How To Stop Leg Cramps
If you’re like most people, you’ve experienced the excruciating pain of a muscle cramp in your leg. These spasms usually come on suddenly while you’re in bed and the pain can last a few seconds, a few minutes or longer.
Though nighttime leg cramps are common, experts don't know exactly what causes them. Some possibilities include dehydration, not having enough potassium, calcium or other minerals in your system, over or under-use of the leg muscle, or taking diuretics or statins. Whatever the cause of your leg cramps, if you’re having one, you want it to be over and fast. You can try:
WALKING AROUND: Get out of bed and walk around the room. If you don’t feel like leaving the comfort of your covers, you can also try just shaking your leg, but this may not be as effective.

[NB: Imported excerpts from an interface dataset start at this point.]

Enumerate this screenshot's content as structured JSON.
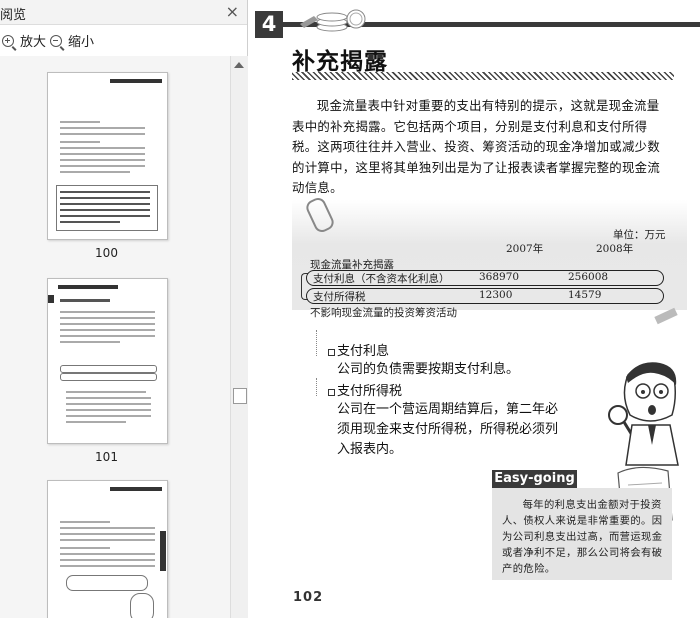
{
  "pane": {
    "title": "阅览",
    "close_glyph": "×",
    "zoom_in_label": "放大",
    "zoom_out_label": "缩小",
    "thumbnails": [
      {
        "label": "100"
      },
      {
        "label": "101"
      }
    ]
  },
  "page": {
    "chapter_number": "4",
    "heading": "补充揭露",
    "paragraph": "现金流量表中针对重要的支出有特别的提示，这就是现金流量表中的补充揭露。它包括两个项目，分别是支付利息和支付所得税。这两项往往并入营业、投资、筹资活动的现金净增加或减少数的计算中，这里将其单独列出是为了让报表读者掌握完整的现金流动信息。",
    "table": {
      "unit": "单位：万元",
      "years": [
        "2007年",
        "2008年"
      ],
      "title": "现金流量补充揭露",
      "rows": [
        {
          "label": "支付利息（不含资本化利息）",
          "v2007": "368970",
          "v2008": "256008"
        },
        {
          "label": "支付所得税",
          "v2007": "12300",
          "v2008": "14579"
        }
      ],
      "note": "不影响现金流量的投资筹资活动"
    },
    "bullets": [
      {
        "title": "支付利息",
        "text": "公司的负债需要按期支付利息。"
      },
      {
        "title": "支付所得税",
        "text": "公司在一个营运周期结算后，第二年必须用现金来支付所得税，所得税必须列入报表内。"
      }
    ],
    "easy_going": {
      "label": "Easy-going",
      "text": "每年的利息支出金额对于投资人、债权人来说是非常重要的。因为公司利息支出过高，而营运现金或者净利不足，那么公司将会有破产的危险。"
    },
    "page_number": "102"
  }
}
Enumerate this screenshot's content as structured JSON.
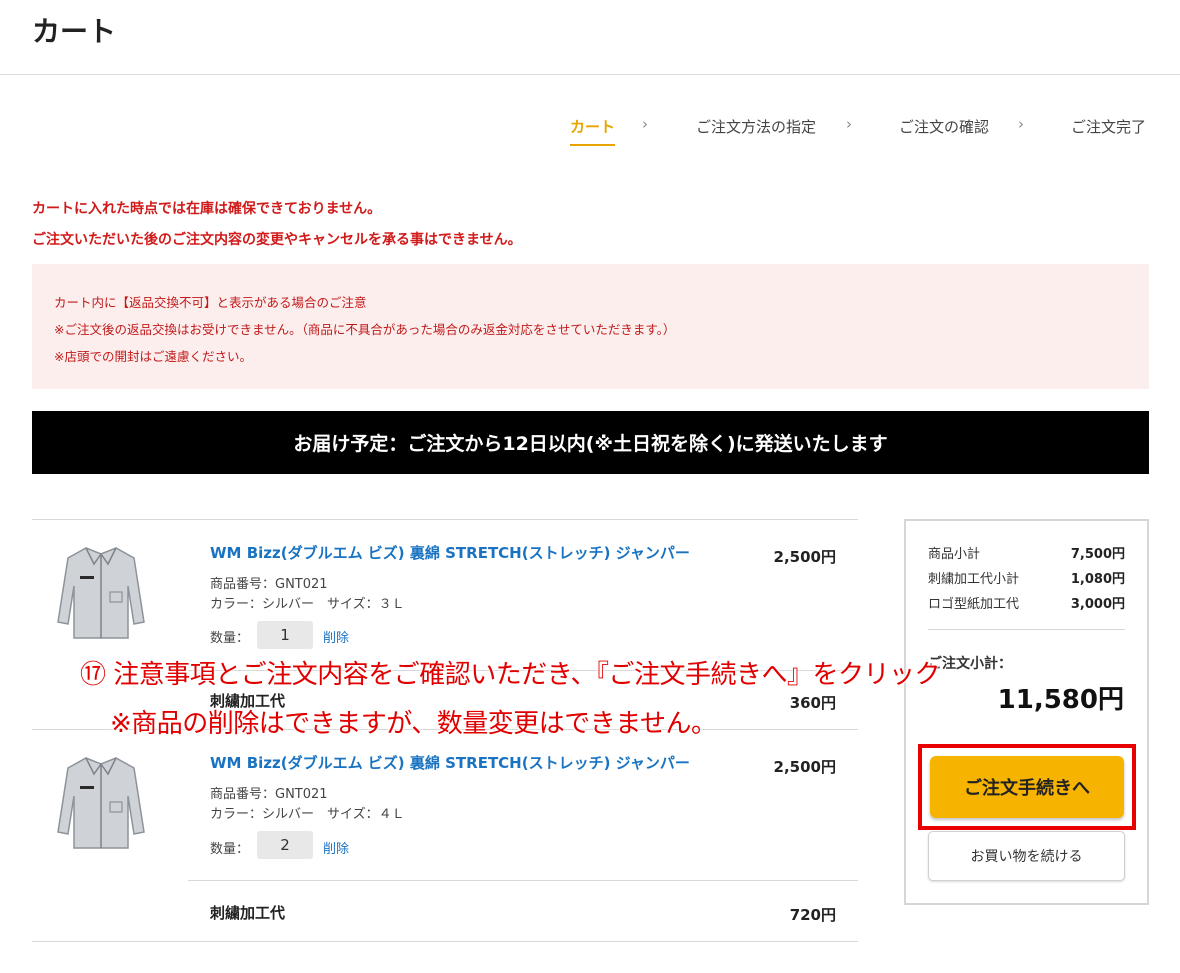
{
  "header": {
    "title": "カート"
  },
  "steps": [
    {
      "label": "カート",
      "active": true
    },
    {
      "label": "ご注文方法の指定",
      "active": false
    },
    {
      "label": "ご注文の確認",
      "active": false
    },
    {
      "label": "ご注文完了",
      "active": false
    }
  ],
  "notices": [
    "カートに入れた時点では在庫は確保できておりません。",
    "ご注文いただいた後のご注文内容の変更やキャンセルを承る事はできません。"
  ],
  "return_notice": {
    "title": "カート内に【返品交換不可】と表示がある場合のご注意",
    "lines": [
      "※ご注文後の返品交換はお受けできません。（商品に不具合があった場合のみ返金対応をさせていただきます。）",
      "※店頭での開封はご遠慮ください。"
    ]
  },
  "delivery": {
    "text": "お届け予定：ご注文から12日以内(※土日祝を除く)に発送いたします"
  },
  "items": [
    {
      "name": "WM Bizz(ダブルエム ビズ) 裏綿 STRETCH(ストレッチ) ジャンパー",
      "price": "2,500円",
      "product_code": "商品番号：GNT021",
      "color_size": "カラー：シルバー　サイズ：３Ｌ",
      "qty_label": "数量：",
      "qty": "1",
      "delete_label": "削除",
      "embroidery_label": "刺繍加工代",
      "embroidery_price": "360円"
    },
    {
      "name": "WM Bizz(ダブルエム ビズ) 裏綿 STRETCH(ストレッチ) ジャンパー",
      "price": "2,500円",
      "product_code": "商品番号：GNT021",
      "color_size": "カラー：シルバー　サイズ：４Ｌ",
      "qty_label": "数量：",
      "qty": "2",
      "delete_label": "削除",
      "embroidery_label": "刺繍加工代",
      "embroidery_price": "720円"
    }
  ],
  "summary": {
    "rows": [
      {
        "label": "商品小計",
        "value": "7,500円"
      },
      {
        "label": "刺繍加工代小計",
        "value": "1,080円"
      },
      {
        "label": "ロゴ型紙加工代",
        "value": "3,000円"
      }
    ],
    "total_label": "ご注文小計：",
    "total_value": "11,580円",
    "checkout_label": "ご注文手続きへ",
    "continue_label": "お買い物を続ける"
  },
  "annotation": {
    "line1": "⑰ 注意事項とご注文内容をご確認いただき、『ご注文手続きへ』をクリック",
    "line2": "※商品の削除はできますが、数量変更はできません。",
    "color": "#e00000"
  },
  "colors": {
    "accent": "#e8a400",
    "checkout": "#f6b300",
    "link": "#1a73c2",
    "warning": "#d11a1a",
    "highlight": "#e80000"
  }
}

STRETCHING: To stretch your calf, straighten your leg and flex your foot up toward your knee.
ICE: Rubbing the calf with an ice pack may help, but don’t leave the ice in one place. You want to avoid ice “burn.”

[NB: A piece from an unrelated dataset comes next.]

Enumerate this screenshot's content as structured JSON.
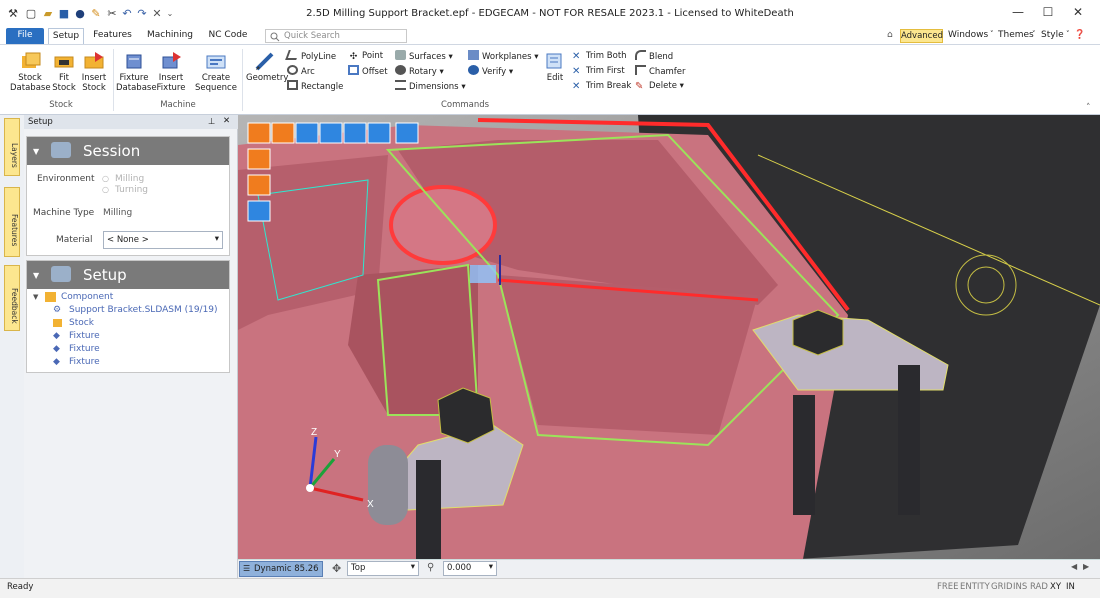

SELF-MASSAGE: Rub the area vigorously to get the blood circulating. Massage the cramped muscle with your hands by stroking it firmly until the contraction subsides.
HEATING PAD: If the cramp persists add heat to the affected muscle using an electric heating pad, hot water bottle or microwavable heat pack. Leave the heat in place for 15 to 20 minutes to relieve pain and promote muscle relaxation.
SHOWER OR BATH: If the muscle is still cramping, take a warm bath or shower.
Speak with your doctor if you have muscle cramps that keep coming back, are severe, or occur in other muscles of your body. It’s rare, but leg cramps may be symptoms of another condition.
Robin Westen is ThirdAge's medical reporter. Check for her daily updates. Her latest book, co-authored with Dr. Alyssa Dweck, is "V is for Vagina."